THE BOTTOM 14 TEAMS
The bottom 14 teams are a lot easier and I believe there is no need to change our style or philosophy for most of these teams. The gulf in quality between the top 6 & bottom 14 is huge and this year it will get even larger.
If Liverpool do concede their average under Rodgers of 1.23 goals per game against the bottom 14 teams, they will need to score 3 goals per game on average to ensure that they win the majority of these games. Therefore in 28 games, Liverpool should aim for 84 Goals. Overall, if we add both totals against the top and bottom teams, Liverpool should be aiming to score 104 goals. This will take a massive effort and will need to surpass the huge efforts of 2013/2014, where Liverpool came second under the influence of the free scoring Suarez and Sturridge scoring 101 goals.

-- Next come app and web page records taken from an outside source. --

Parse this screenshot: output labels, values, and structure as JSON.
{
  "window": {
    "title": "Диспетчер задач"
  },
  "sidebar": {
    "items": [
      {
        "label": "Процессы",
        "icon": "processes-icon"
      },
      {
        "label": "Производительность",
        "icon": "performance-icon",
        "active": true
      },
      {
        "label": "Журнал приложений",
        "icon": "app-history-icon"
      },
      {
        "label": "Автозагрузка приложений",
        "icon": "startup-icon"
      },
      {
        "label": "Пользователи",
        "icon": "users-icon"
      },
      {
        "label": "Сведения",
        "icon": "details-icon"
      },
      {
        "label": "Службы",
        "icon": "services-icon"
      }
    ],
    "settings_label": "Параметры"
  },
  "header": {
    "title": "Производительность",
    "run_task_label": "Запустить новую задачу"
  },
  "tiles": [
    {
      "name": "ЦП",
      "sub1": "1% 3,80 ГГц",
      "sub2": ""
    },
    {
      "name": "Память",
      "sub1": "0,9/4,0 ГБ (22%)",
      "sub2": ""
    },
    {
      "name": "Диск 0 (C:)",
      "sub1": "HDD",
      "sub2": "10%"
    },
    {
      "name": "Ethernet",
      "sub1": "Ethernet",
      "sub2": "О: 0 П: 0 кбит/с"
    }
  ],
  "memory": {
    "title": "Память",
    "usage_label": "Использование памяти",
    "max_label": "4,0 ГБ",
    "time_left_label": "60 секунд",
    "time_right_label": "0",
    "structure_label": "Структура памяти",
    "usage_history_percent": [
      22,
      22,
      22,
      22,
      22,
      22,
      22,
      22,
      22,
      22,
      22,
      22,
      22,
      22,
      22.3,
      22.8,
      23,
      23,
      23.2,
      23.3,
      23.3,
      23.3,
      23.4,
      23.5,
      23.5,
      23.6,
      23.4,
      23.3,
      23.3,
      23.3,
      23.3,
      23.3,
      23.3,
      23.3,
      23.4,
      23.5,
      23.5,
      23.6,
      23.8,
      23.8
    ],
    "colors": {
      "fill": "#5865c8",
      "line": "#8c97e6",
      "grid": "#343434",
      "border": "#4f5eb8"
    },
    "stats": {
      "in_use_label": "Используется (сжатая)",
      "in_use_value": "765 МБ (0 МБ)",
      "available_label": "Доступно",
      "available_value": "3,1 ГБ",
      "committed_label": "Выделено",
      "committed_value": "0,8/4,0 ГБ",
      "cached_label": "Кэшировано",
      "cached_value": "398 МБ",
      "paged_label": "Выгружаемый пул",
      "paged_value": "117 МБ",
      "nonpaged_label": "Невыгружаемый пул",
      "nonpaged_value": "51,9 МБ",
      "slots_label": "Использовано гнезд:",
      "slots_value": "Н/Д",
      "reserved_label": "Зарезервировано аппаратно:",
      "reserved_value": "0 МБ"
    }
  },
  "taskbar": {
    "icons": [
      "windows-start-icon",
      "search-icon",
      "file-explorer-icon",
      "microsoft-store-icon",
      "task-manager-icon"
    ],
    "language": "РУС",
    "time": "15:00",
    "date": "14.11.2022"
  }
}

WHO WILL SCORE?
The final question then is this: Who will score all of these goals? Rather than trying to put to much pressure on our strikers, I have set out what I believe are realistic targets for Liverpool’s most attacking players; targets that I feel the players are capable of producing. I have assumed that most players, including Sturridge, are available for over 80% of Liverpool’s Premiership games.
In conclusion, I do not think that Liverpool will score the incredible amount of goals mentioned above. However, this is what I believe will be required to win every league game (on average) based on the amount of goals conceded in previous seasons under Rodgers, averaging at 47 goals per season. Can we tighten up this defence? Under the same ratio of goals required, if we can reduce our goals conceded to one per game, we would need 84 goals based on the same assumptions. A much more realistic goals target.
What are the key factors for this Liverpool team to win the league? I believe it is by playing our normal attacking exciting football against the substandard opposition and aiming to score more than three goals against these teams. When we play against our rivals it is key to recognise the power of not conceding and perhaps grinding out results, Jose or Rafa style. Will we look to implement these targets and tactics? It seems unlikely but we don’t have to wait long to find out.